The White House has released draft “guidance for regulation of artificial intelligence applications.” The memo states that “Federal agencies must avoid regulatory or non-regulatory actions that needlessly hamper AI innovation and growth.”
Agencies should consider new regulation only after they have reached the decision . . . that Federal regulation is necessary.
Nevertheless, the memo enumerates ten principles that agencies should take into account should they ultimately take action that impacts AI:
- Public Trust in AI. Don’t undermine it by allowing AI’s to pose risks to privacy, individual rights, autonomy, and civil liberties.
- Public Participation. Don’t block public participation in the rule making process.
- Scientific Integrity and Information Quality. Use scientific principles.
- Risk Assessment and Management. Use risk management principles.
- Benefits and Costs.
- Flexibility. Be flexible and ensure American companies are not disadvantaged by the United States’ regulatory regime.
- Fairness and Non-Discrimination.
- Disclosure and Transparency.
- Safety and Security.
- Interagency Coordination. Agencies should coordinate.

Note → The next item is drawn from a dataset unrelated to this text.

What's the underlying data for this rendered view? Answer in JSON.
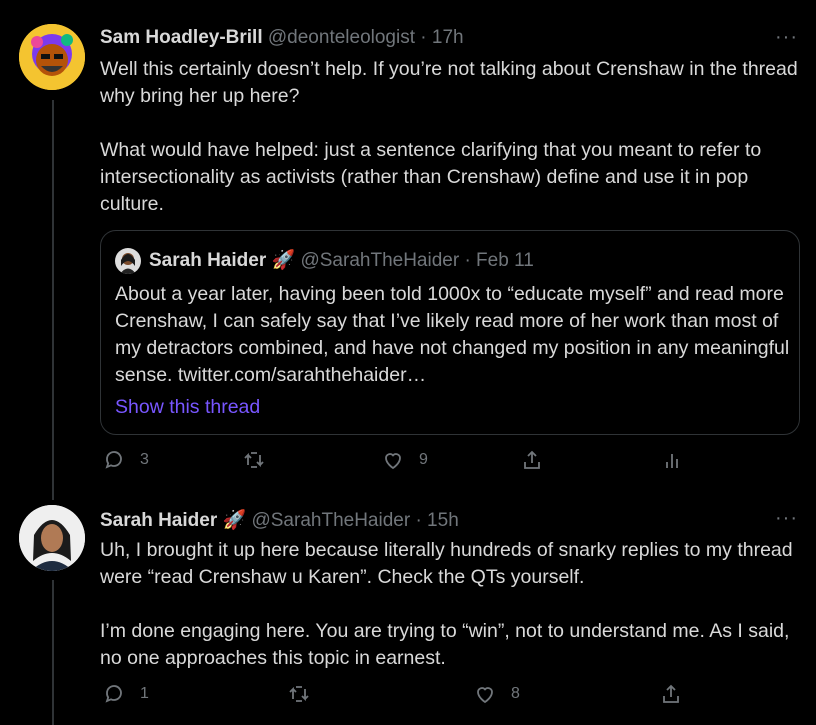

Overall, the memo is a long-winded directive that agencies should not regulate, but if for some reason they feel they have to, they should consider the same basic principles that everyone else is listing about AI concerns: safety, security, transparency, fairness.